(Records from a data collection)
· · ·

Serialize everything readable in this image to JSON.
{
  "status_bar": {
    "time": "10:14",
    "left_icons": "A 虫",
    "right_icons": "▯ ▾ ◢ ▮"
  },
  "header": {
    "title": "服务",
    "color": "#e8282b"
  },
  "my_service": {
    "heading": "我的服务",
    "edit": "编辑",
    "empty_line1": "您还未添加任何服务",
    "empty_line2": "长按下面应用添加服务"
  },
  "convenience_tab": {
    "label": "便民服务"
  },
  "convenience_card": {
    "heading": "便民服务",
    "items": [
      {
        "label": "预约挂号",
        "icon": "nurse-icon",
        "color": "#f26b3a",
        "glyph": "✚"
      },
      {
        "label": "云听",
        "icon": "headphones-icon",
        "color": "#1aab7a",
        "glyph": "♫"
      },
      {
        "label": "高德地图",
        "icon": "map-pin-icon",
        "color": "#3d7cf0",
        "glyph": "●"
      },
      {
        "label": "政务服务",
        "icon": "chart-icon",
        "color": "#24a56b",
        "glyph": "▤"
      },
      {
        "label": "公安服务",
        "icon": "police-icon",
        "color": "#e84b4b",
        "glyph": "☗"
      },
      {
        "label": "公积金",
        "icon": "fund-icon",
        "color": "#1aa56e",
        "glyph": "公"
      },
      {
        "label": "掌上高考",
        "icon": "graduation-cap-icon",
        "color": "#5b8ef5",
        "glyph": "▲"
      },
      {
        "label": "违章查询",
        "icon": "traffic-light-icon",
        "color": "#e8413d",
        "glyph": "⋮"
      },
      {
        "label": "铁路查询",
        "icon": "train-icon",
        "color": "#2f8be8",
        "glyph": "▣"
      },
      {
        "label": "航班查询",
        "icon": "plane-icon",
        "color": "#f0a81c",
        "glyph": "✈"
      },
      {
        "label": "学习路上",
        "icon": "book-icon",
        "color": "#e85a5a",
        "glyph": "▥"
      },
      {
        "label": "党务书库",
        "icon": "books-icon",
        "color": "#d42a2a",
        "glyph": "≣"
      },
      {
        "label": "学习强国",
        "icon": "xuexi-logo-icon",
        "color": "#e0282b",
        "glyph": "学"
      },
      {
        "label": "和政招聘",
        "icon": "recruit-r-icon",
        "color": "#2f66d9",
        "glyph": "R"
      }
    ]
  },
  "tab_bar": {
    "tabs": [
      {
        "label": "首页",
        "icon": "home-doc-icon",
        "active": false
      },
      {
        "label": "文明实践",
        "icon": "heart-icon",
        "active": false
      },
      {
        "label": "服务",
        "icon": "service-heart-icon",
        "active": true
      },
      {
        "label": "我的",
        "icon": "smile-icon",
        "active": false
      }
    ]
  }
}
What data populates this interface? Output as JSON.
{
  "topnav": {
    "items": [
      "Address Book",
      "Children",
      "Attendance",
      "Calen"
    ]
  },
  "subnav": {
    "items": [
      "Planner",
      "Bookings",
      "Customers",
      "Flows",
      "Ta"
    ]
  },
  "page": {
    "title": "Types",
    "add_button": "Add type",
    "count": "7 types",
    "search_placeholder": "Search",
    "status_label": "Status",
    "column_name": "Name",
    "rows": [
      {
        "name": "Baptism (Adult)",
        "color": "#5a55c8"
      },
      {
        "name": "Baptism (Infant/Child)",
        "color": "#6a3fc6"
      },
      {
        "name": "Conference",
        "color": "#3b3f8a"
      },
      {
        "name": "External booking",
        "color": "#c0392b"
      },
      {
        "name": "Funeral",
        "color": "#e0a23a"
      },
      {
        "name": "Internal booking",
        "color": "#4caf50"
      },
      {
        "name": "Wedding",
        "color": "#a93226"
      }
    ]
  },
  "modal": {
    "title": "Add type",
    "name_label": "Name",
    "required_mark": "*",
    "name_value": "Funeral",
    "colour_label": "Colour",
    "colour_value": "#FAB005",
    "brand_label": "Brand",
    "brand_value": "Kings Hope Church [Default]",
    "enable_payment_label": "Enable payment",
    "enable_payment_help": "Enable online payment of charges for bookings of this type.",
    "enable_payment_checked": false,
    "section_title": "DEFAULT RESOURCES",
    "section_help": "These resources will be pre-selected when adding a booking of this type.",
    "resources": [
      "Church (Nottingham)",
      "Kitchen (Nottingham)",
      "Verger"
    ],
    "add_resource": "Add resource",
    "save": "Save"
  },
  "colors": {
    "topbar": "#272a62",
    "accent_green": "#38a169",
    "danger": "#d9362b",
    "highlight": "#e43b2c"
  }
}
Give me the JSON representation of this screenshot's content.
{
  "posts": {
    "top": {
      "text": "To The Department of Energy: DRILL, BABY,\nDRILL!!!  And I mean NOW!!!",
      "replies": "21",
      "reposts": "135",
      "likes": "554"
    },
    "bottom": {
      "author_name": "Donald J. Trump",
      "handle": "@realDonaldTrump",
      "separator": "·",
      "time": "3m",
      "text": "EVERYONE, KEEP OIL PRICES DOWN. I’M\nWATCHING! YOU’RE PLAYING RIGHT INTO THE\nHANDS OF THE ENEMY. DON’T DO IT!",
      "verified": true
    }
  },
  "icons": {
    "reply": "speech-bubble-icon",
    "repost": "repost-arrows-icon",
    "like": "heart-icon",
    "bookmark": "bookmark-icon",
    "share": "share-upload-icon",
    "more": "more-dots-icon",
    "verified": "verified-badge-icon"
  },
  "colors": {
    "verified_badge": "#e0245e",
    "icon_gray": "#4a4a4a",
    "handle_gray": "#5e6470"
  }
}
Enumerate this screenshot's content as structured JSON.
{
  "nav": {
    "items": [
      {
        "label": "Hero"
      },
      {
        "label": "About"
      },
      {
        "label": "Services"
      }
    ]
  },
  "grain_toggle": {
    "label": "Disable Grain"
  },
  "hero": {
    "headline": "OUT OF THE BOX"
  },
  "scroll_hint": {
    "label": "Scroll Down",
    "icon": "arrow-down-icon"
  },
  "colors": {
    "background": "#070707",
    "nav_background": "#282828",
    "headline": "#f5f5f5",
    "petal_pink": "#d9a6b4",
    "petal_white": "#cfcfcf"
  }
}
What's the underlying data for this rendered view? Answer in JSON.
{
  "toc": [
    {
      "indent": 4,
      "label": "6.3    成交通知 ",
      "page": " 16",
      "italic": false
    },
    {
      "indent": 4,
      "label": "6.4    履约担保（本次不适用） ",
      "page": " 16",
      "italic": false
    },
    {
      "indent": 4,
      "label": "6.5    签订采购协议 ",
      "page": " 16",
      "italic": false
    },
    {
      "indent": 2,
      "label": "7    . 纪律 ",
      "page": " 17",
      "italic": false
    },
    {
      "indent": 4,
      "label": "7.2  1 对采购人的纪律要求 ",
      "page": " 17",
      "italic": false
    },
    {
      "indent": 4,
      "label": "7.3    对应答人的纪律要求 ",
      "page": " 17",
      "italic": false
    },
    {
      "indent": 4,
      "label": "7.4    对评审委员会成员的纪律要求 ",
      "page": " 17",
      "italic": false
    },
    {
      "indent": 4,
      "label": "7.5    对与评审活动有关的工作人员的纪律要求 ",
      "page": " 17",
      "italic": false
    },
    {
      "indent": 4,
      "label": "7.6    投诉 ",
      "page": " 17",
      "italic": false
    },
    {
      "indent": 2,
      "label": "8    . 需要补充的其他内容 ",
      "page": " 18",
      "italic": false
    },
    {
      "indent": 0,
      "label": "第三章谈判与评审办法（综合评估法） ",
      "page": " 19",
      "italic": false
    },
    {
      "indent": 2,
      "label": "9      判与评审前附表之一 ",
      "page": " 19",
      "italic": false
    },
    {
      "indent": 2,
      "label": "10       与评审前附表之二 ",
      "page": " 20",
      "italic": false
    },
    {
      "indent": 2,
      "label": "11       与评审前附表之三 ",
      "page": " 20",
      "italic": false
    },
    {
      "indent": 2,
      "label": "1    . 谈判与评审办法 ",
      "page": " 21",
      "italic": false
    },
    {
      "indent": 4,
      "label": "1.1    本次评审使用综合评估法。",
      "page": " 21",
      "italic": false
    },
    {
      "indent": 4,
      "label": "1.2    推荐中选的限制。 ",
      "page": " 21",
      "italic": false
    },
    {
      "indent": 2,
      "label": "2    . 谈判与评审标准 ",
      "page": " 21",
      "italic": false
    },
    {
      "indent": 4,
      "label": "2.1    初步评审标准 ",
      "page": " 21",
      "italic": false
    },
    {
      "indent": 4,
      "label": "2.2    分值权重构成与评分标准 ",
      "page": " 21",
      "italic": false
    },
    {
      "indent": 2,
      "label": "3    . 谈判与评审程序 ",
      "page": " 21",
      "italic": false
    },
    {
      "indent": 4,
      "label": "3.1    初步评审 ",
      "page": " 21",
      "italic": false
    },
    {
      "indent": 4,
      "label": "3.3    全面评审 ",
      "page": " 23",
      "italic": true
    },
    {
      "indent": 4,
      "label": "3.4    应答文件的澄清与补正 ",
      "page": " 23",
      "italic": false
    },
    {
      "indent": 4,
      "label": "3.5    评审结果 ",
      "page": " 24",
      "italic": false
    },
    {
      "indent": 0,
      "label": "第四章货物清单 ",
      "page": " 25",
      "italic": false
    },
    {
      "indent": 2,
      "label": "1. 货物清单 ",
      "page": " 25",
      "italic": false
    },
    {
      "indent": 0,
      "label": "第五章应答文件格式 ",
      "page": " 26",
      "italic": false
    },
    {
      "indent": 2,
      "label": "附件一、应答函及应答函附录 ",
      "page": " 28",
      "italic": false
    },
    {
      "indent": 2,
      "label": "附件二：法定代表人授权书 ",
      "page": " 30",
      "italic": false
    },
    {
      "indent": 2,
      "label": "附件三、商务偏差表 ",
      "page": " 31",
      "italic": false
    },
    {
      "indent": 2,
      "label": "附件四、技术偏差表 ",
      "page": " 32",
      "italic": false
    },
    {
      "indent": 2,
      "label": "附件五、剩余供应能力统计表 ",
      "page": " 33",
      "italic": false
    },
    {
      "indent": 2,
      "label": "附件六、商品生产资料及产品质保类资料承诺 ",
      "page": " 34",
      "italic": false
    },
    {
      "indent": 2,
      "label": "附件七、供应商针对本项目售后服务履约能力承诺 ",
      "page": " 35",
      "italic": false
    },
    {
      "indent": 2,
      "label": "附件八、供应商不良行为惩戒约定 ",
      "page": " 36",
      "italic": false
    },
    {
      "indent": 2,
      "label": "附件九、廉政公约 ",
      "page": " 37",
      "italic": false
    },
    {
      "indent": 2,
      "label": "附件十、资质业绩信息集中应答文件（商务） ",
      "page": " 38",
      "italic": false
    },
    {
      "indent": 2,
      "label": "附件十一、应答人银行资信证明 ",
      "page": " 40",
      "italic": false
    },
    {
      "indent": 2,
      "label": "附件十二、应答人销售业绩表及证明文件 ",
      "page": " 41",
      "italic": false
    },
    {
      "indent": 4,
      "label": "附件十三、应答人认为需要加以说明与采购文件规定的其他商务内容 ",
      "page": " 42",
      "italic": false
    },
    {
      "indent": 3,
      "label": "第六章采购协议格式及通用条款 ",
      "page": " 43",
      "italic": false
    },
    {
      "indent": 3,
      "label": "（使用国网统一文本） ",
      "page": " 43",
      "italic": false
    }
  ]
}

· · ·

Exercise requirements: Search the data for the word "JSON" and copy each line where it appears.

The completed task:
Serialize everything readable in this image to JSON.
What data populates this interface? Output as JSON.
Give me the JSON representation of this screenshot's content.
Enumerate this screenshot's content as structured JSON.
What's the underlying data for this rendered view? Answer in JSON.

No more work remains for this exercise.